The hearing on the petition was set for June 1, 1951, upon notice to all parties in interest, among whom were the grandfather, the petitioner, and the appellant. At the request of counsel for appellant the matter was continued for one week. While the Mendocino County proceeding was so held in abeyance a petition for letters of guardianship was filed in Santa Clara County on June 6, 1951, on behalf of the father. According to counsel for appellant, the only notice which he gave of the Santa Clara County hearing was a letter addressed to the mother of the child who, as noted, was then and still is an insane person confined in the Mendocino State Hospital. On the following day, June 7, 1951, the Santa Clara County Superior Court granted letters of guardianship to appellant and he immediately took his son from the home in Ukiah to his residence in Santa Clara County. On August 17, 1951, the appellant filed his objections to respondent's petition and on August 30, 1951, following a hearing thereon, the Superior Court of Mendocino County granted letters of guardianship to Patrick G. Murphy, the respondent, and the present appeal followed.

It is thus apparent that at the outset this court is presented with one basic question: Did the Superior Court of Shasta County by reason of the original guardianship proceedings in that county retain jurisdiction at the time of the subsequent proceedings and orders, first in Santa Clara County and next in Mendocino County? [115 Cal. App. 2d 872]

[1] As previously noted, although the petition alleged and all parties appear to have assumed that the original guardian had resigned or that the guardianship in Shasta County had been terminated, the record is wholly devoid of evidence to substantiate that fact and we must conclude that the Superior Court of Shasta County still retained jurisdiction of the guardianship.

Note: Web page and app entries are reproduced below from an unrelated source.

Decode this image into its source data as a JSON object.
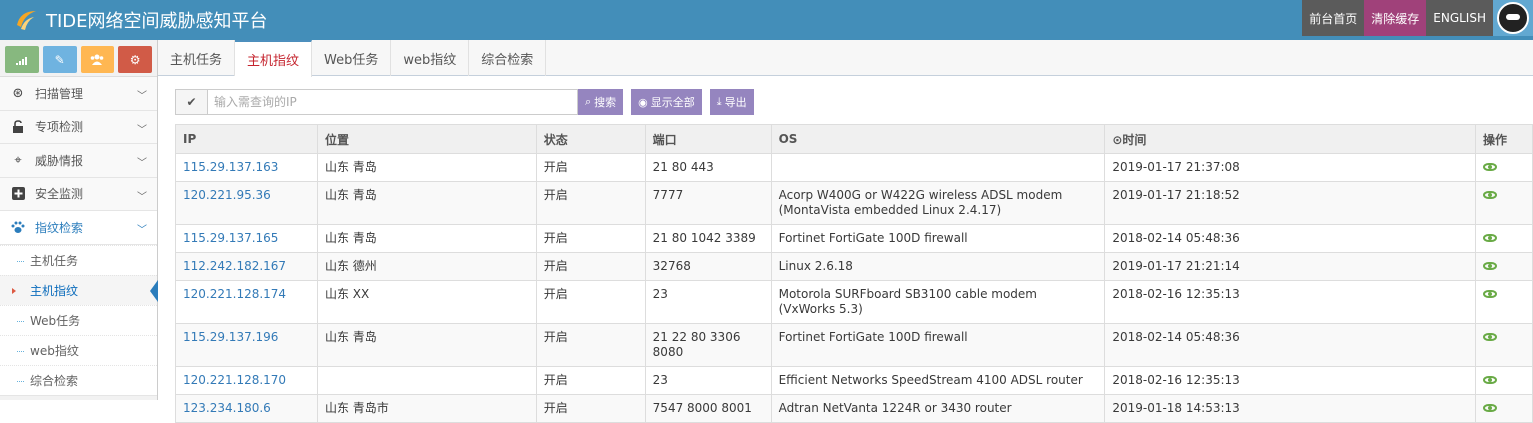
{
  "header": {
    "title": "TIDE网络空间威胁感知平台",
    "front_page": "前台首页",
    "clear_cache": "清除缓存",
    "language": "ENGLISH"
  },
  "sidebar": {
    "shortcuts": [
      "signal-icon",
      "pencil-icon",
      "users-icon",
      "cogs-icon"
    ],
    "menu": [
      {
        "label": "扫描管理",
        "icon": "scan-icon"
      },
      {
        "label": "专项检测",
        "icon": "unlock-icon"
      },
      {
        "label": "威胁情报",
        "icon": "crosshair-icon"
      },
      {
        "label": "安全监测",
        "icon": "plus-square-icon"
      },
      {
        "label": "指纹检索",
        "icon": "paw-icon"
      }
    ],
    "submenu": [
      {
        "label": "主机任务"
      },
      {
        "label": "主机指纹"
      },
      {
        "label": "Web任务"
      },
      {
        "label": "web指纹"
      },
      {
        "label": "综合检索"
      }
    ]
  },
  "tabs": [
    "主机任务",
    "主机指纹",
    "Web任务",
    "web指纹",
    "综合检索"
  ],
  "search": {
    "placeholder": "输入需查询的IP",
    "search_label": "搜索",
    "show_all_label": "显示全部",
    "export_label": "导出"
  },
  "table": {
    "headers": {
      "ip": "IP",
      "location": "位置",
      "status": "状态",
      "port": "端口",
      "os": "OS",
      "time": "时间",
      "action": "操作"
    },
    "rows": [
      {
        "ip": "115.29.137.163",
        "location": "山东 青岛",
        "status": "开启",
        "port": "21 80 443",
        "os": "",
        "time": "2019-01-17 21:37:08"
      },
      {
        "ip": "120.221.95.36",
        "location": "山东 青岛",
        "status": "开启",
        "port": "7777",
        "os": "Acorp W400G or W422G wireless ADSL modem (MontaVista embedded Linux 2.4.17)",
        "time": "2019-01-17 21:18:52"
      },
      {
        "ip": "115.29.137.165",
        "location": "山东 青岛",
        "status": "开启",
        "port": "21 80 1042 3389",
        "os": "Fortinet FortiGate 100D firewall",
        "time": "2018-02-14 05:48:36"
      },
      {
        "ip": "112.242.182.167",
        "location": "山东 德州",
        "status": "开启",
        "port": "32768",
        "os": "Linux 2.6.18",
        "time": "2019-01-17 21:21:14"
      },
      {
        "ip": "120.221.128.174",
        "location": "山东 XX",
        "status": "开启",
        "port": "23",
        "os": "Motorola SURFboard SB3100 cable modem (VxWorks 5.3)",
        "time": "2018-02-16 12:35:13"
      },
      {
        "ip": "115.29.137.196",
        "location": "山东 青岛",
        "status": "开启",
        "port": "21 22 80 3306 8080",
        "os": "Fortinet FortiGate 100D firewall",
        "time": "2018-02-14 05:48:36"
      },
      {
        "ip": "120.221.128.170",
        "location": "",
        "status": "开启",
        "port": "23",
        "os": "Efficient Networks SpeedStream 4100 ADSL router",
        "time": "2018-02-16 12:35:13"
      },
      {
        "ip": "123.234.180.6",
        "location": "山东 青岛市",
        "status": "开启",
        "port": "7547 8000 8001",
        "os": "Adtran NetVanta 1224R or 3430 router",
        "time": "2019-01-18 14:53:13"
      }
    ]
  },
  "colors": {
    "navbar": "#438eb9",
    "accent_tab": "#c5242e",
    "link": "#337ab7",
    "purple_button": "#9585bf",
    "eye_icon": "#69aa46"
  }
}
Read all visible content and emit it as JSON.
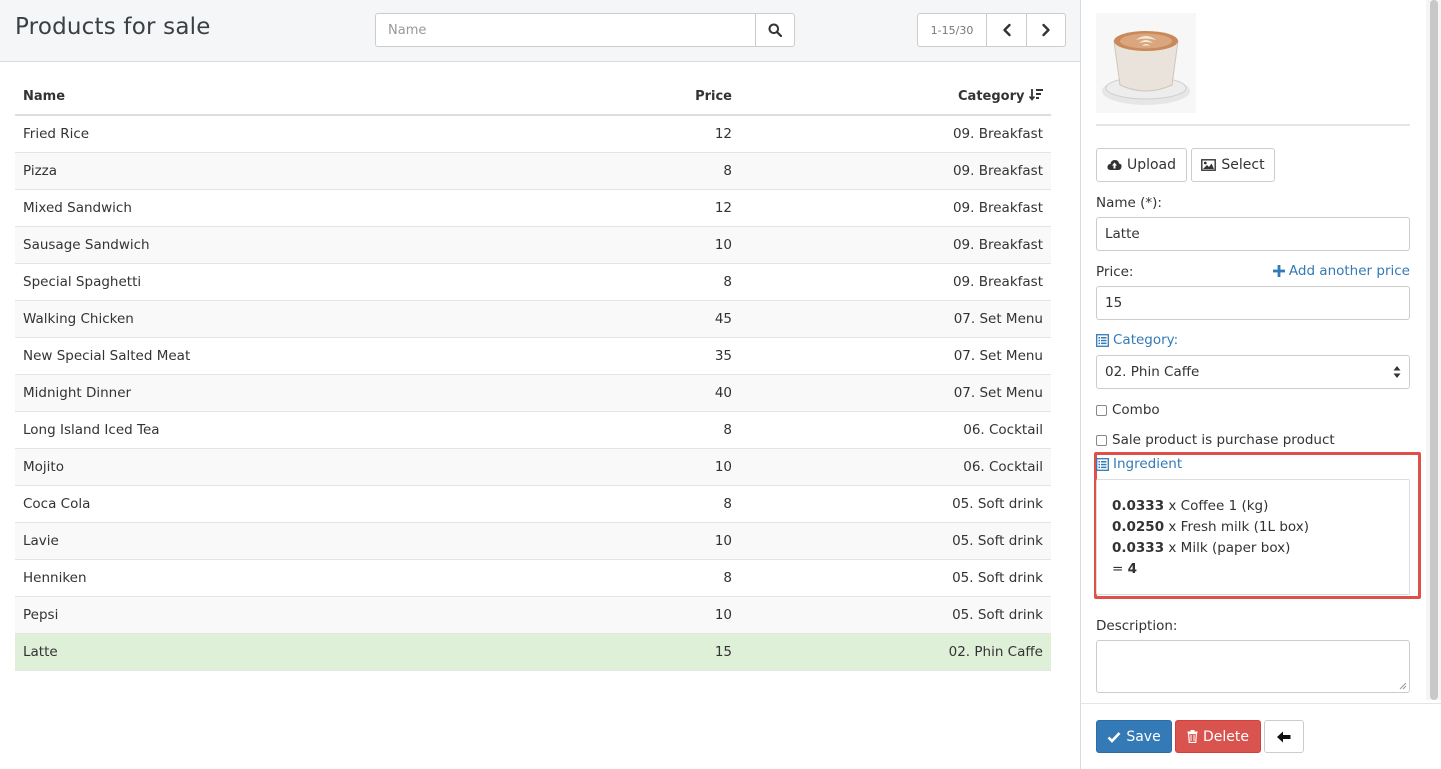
{
  "header": {
    "title": "Products for sale",
    "search_placeholder": "Name",
    "pager_info": "1-15/30"
  },
  "table": {
    "columns": [
      "Name",
      "Price",
      "Category"
    ],
    "rows": [
      {
        "name": "Fried Rice",
        "price": "12",
        "category": "09. Breakfast"
      },
      {
        "name": "Pizza",
        "price": "8",
        "category": "09. Breakfast"
      },
      {
        "name": "Mixed Sandwich",
        "price": "12",
        "category": "09. Breakfast"
      },
      {
        "name": "Sausage Sandwich",
        "price": "10",
        "category": "09. Breakfast"
      },
      {
        "name": "Special Spaghetti",
        "price": "8",
        "category": "09. Breakfast"
      },
      {
        "name": "Walking Chicken",
        "price": "45",
        "category": "07. Set Menu"
      },
      {
        "name": "New Special Salted Meat",
        "price": "35",
        "category": "07. Set Menu"
      },
      {
        "name": "Midnight Dinner",
        "price": "40",
        "category": "07. Set Menu"
      },
      {
        "name": "Long Island Iced Tea",
        "price": "8",
        "category": "06. Cocktail"
      },
      {
        "name": "Mojito",
        "price": "10",
        "category": "06. Cocktail"
      },
      {
        "name": "Coca Cola",
        "price": "8",
        "category": "05. Soft drink"
      },
      {
        "name": "Lavie",
        "price": "10",
        "category": "05. Soft drink"
      },
      {
        "name": "Henniken",
        "price": "8",
        "category": "05. Soft drink"
      },
      {
        "name": "Pepsi",
        "price": "10",
        "category": "05. Soft drink"
      },
      {
        "name": "Latte",
        "price": "15",
        "category": "02. Phin Caffe"
      }
    ],
    "selected_index": 14
  },
  "form": {
    "upload_label": "Upload",
    "select_label": "Select",
    "name_label": "Name (*):",
    "name_value": "Latte",
    "price_label": "Price:",
    "add_price_label": "Add another price",
    "price_value": "15",
    "category_label": "Category:",
    "category_value": "02. Phin Caffe",
    "combo_label": "Combo",
    "purchase_label": "Sale product is purchase product",
    "ingredient_label": "Ingredient",
    "ingredients": [
      {
        "qty": "0.0333",
        "text": " x Coffee 1 (kg)"
      },
      {
        "qty": "0.0250",
        "text": " x Fresh milk (1L box)"
      },
      {
        "qty": "0.0333",
        "text": " x Milk (paper box)"
      }
    ],
    "total_prefix": "= ",
    "total_value": "4",
    "description_label": "Description:",
    "save_label": "Save",
    "delete_label": "Delete"
  },
  "colors": {
    "accent": "#337ab7",
    "danger": "#d9534f",
    "selected_row": "#dff0d8",
    "highlight_border": "#e0504a"
  },
  "icons": [
    "search-icon",
    "chevron-left-icon",
    "chevron-right-icon",
    "sort-icon",
    "cloud-upload-icon",
    "image-icon",
    "plus-icon",
    "list-icon",
    "check-icon",
    "trash-icon",
    "arrow-left-icon"
  ]
}
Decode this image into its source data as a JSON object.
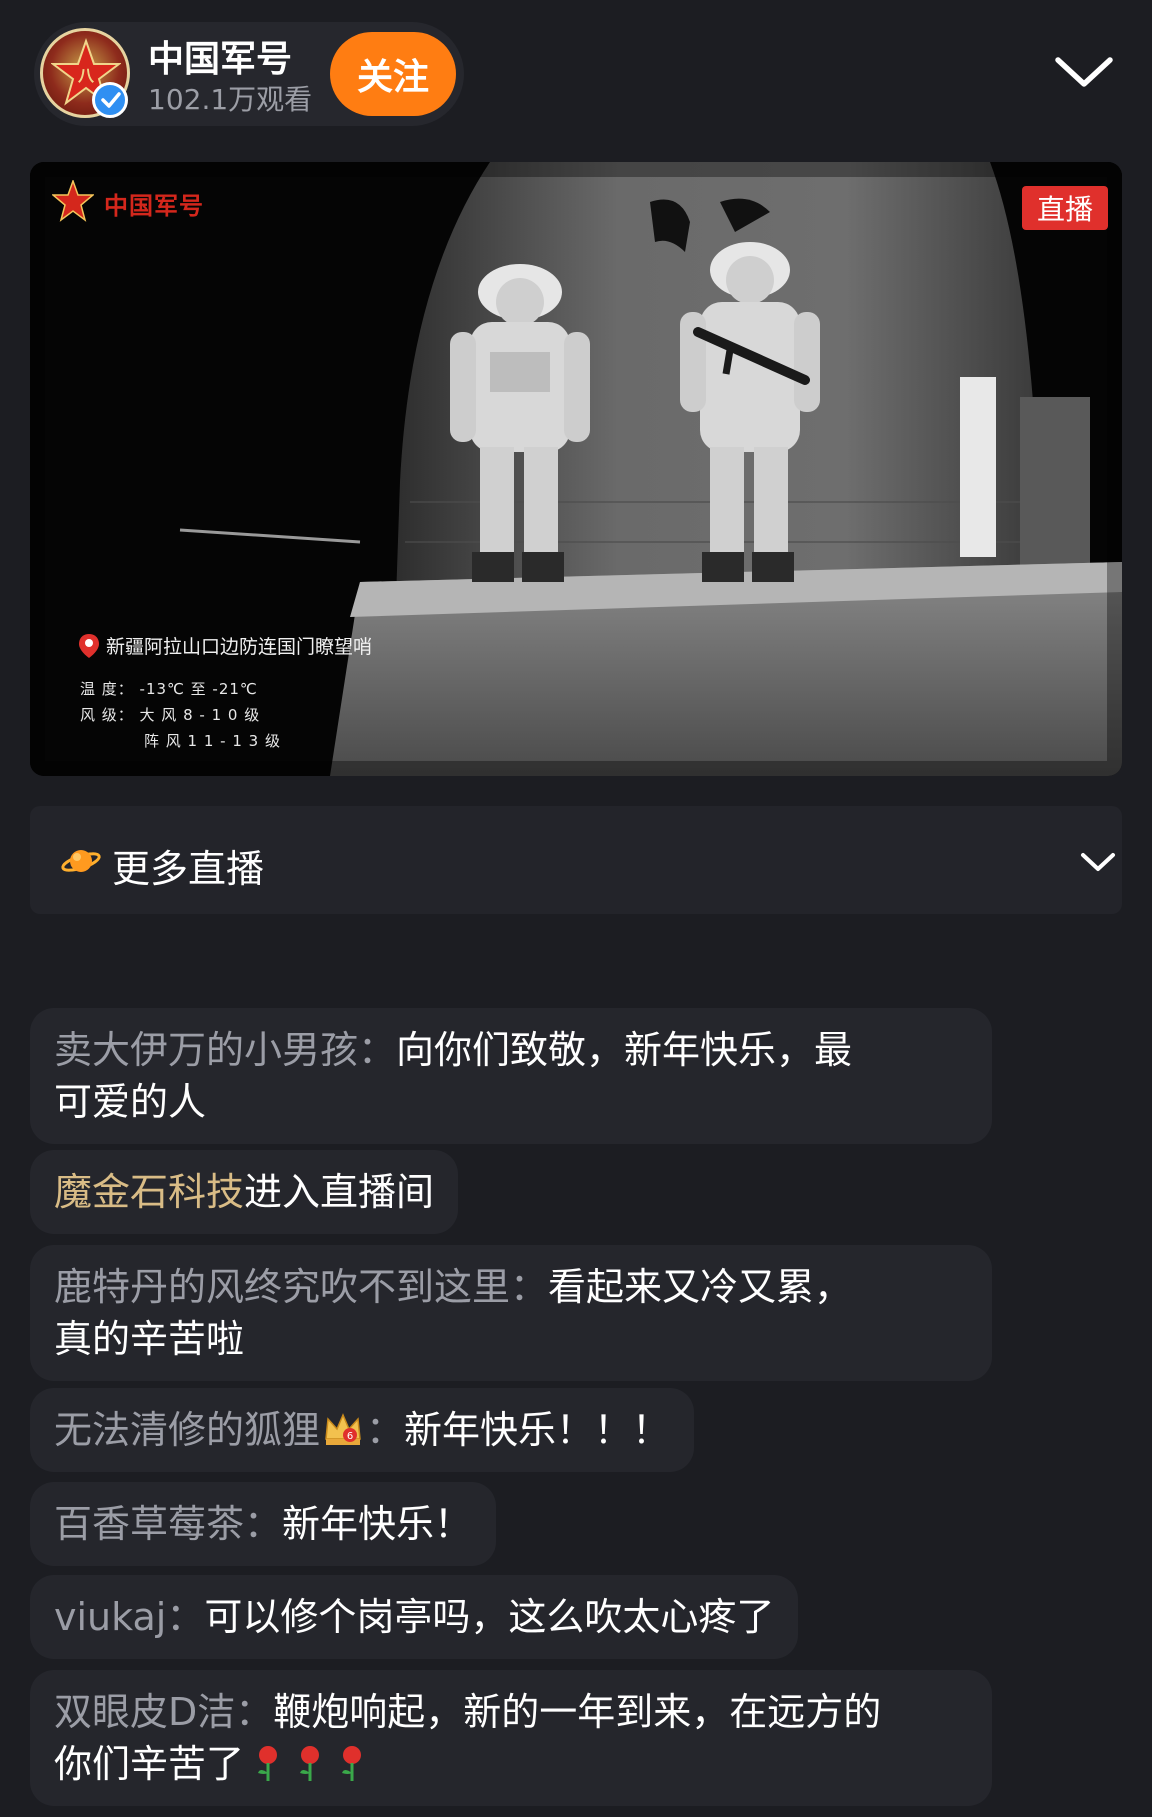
{
  "header": {
    "host_name": "中国军号",
    "viewers": "102.1万观看",
    "follow_label": "关注",
    "icons": {
      "avatar": "army-star-avatar",
      "verified": "verified-check-icon",
      "collapse": "chevron-down-icon"
    },
    "colors": {
      "follow": "#ff7d12",
      "verified": "#2f8ff2"
    }
  },
  "video": {
    "logo_text": "中国军号",
    "live_badge": "直播",
    "location": "新疆阿拉山口边防连国门瞭望哨",
    "temperature": "温 度：  -13℃ 至 -21℃",
    "wind": "风 级：  大 风  8 - 1 0  级",
    "gust": "阵 风  1 1 - 1 3  级",
    "colors": {
      "live_badge": "#e0302c",
      "logo": "#d4271c"
    }
  },
  "more_live": {
    "label": "更多直播",
    "icons": {
      "planet": "planet-icon",
      "expand": "chevron-down-icon"
    }
  },
  "chat": [
    {
      "user": "卖大伊万的小男孩",
      "sep": "：",
      "line1": "向你们致敬，新年快乐，最",
      "line2": "可爱的人"
    },
    {
      "user": "魔金石科技",
      "msg": "进入直播间"
    },
    {
      "user": "鹿特丹的风终究吹不到这里",
      "sep": "：",
      "line1": "看起来又冷又累，",
      "line2": "真的辛苦啦"
    },
    {
      "user": "无法清修的狐狸",
      "sep": "：",
      "msg": "新年快乐！！！"
    },
    {
      "user": "百香草莓茶",
      "sep": "：",
      "msg": "新年快乐！"
    },
    {
      "user": "viukaj",
      "sep": "：",
      "msg": "可以修个岗亭吗，这么吹太心疼了"
    },
    {
      "user": "双眼皮D洁",
      "sep": "：",
      "line1": "鞭炮响起，新的一年到来，在远方的",
      "line2": "你们辛苦了"
    }
  ]
}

[2] While a guardian may resign, his action is subject to approval of the court if "it appears proper to allow it," and if allowed the court "may appoint another in his place after notice and a hearing as in the case of an original appointment." (Prob. Code, ยง 1582.)

[3] It is also the rule that the court which first assumes jurisdiction retains it to the exclusion of all other courts in which the action, at its inception, might have been initiated. The primary purpose of the rule, the court said in Greene v. Superior Court, 37 Cal. 2d 307 [231 P.2d 821], was to prevent just what has happened here--conflicting and contradictory custody awards. [4] Furthermore the jurisdiction of the original court "is a continuing one, and though no motion, petition or other such incidental proceeding may be pending at any particular time, the court still has jurisdiction over the guardianship. No other court ... has power to interfere with that continuing control over the guardian." (Browne v. Superior Court, 16 Cal. 2d 593, 598 [107 P.2d 1, 131 A.L.R. 276].)

This does not mean that an interested party is forever foreclosed from proceeding in any court but the one where jurisdiction first attached. As the court observed in Greene v. Superior Court, supra, if, for instance, change of residence makes it desirable that a court of another county have jurisdiction to modify the order, the objective may be attained by a change of venue. (See, also, Cooney v. Cooney, 25 Cal. 2d 202 [153 P.2d 334].) [5] But so long as a guardianship continues in a particular court no other court, by entertaining a like proceeding, "can interfere with the guardian's custody so long as the guardianship continues." (Greene v. Superior Court, supra, at page 311.)

It necessarily follows that in the absence of any substantial showing of a termination of the guardianship proceeding in Shasta County neither Santa Clara County nor Mendocino County could "interfere" with that proceeding.

The order is reversed, each party to bear his own costs.

Van Dyke, P. J., and Schottky, J., concurred.